Yellow caterpillar in South Africa
Mon, Apr 13, 2009 at 10:43 AM
A week ago we encountered a big yellow caterpillar in our garden and we have never seen anything like it before. We spotted it walking quite fast across a slab of slate towards a flowerpot.
It is just over 90mm in length. We picked it up and placed it in the garden underneath a bush, where it climbed onto a thin twig (see photo’s – I held a South African R2 coin next to it) and stayed there for the night and following morning. Sometime during the day it disappeared not to be seen again. Could you please help us to identify this creature?
Boksburg, Gauteng Province, South Africa

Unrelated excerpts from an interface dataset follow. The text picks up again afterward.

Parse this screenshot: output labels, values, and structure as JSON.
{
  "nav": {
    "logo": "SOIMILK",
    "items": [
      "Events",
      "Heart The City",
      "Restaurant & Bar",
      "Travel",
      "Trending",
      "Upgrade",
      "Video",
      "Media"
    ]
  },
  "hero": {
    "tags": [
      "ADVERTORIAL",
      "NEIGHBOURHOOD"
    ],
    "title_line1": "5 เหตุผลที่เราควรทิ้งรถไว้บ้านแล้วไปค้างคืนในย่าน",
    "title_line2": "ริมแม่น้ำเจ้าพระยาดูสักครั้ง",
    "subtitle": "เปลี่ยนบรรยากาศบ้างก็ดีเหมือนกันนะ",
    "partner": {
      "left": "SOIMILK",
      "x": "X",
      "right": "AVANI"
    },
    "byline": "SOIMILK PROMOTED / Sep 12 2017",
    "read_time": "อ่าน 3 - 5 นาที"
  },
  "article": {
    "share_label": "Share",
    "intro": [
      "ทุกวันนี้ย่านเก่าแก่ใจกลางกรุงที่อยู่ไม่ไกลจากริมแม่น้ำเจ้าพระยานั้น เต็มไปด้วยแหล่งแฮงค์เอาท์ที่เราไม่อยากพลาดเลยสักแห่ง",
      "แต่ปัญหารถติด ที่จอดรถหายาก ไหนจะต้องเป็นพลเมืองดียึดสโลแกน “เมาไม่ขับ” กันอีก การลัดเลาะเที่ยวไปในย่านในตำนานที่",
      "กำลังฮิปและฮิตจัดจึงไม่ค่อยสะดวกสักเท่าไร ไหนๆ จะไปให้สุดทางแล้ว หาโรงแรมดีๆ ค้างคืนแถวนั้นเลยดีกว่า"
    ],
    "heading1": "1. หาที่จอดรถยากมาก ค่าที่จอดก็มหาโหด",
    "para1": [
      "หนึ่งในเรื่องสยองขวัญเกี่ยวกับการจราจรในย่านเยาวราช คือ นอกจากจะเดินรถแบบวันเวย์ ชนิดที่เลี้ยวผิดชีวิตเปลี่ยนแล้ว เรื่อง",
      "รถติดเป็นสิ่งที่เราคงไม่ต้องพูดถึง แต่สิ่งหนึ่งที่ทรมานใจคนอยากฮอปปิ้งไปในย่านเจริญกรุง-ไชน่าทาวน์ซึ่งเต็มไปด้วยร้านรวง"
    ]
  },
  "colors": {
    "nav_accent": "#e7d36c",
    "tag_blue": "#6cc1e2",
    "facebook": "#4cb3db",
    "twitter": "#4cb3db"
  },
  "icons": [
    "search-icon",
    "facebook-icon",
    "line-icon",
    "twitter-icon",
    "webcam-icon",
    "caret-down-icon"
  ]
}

This is the Caterpillar of a Death’s Head Hawkmoth, Acherontia atropos. The adult moth is pictured on the movie poster of the Academy Award winning Silence of the Lambs and played a role in the narrative of that film. Regarding the d erivation of name , a ccording to the Biodiversity of South Africa website: “The Death’s head hawk moth is so called because of the skull-like pattern on the thorax . As far as the latin name is concerned, according to Pinhey (1975) : ‘Atropos, one of the Fates, was a daughter of Nox and Erebus and was illustrated… with veiled face and a pair of scissors to cut the thread of life. This is the thoracic pattern of a mask with scissors below it. A sinister but undeserved portrait.’” Excellent information and more photos can be found on the Sphingidae of the Western Palaearctic website. The downward curve of the horn is distinctive in the mature caterpillar and is evident in one of your photographs. By needs, we are presuming you want to raise the caterpillar to maturity. Your photo of the yellow caterpillar indicates it is mature, or fifth instar and that it will soon pupate. You should continue to feed the Death’s Head Hawkmoth Caterpillar with leaves of the plant on which it was found, and provide it with several inches of loose soil, not too moist and not too dry. The caterpillar will dig into the dirt to pupate. When its metamorphosis is nearly complete, the pupa will wriggle to the surface, the skin will split, and an adult moth or imago will emerge.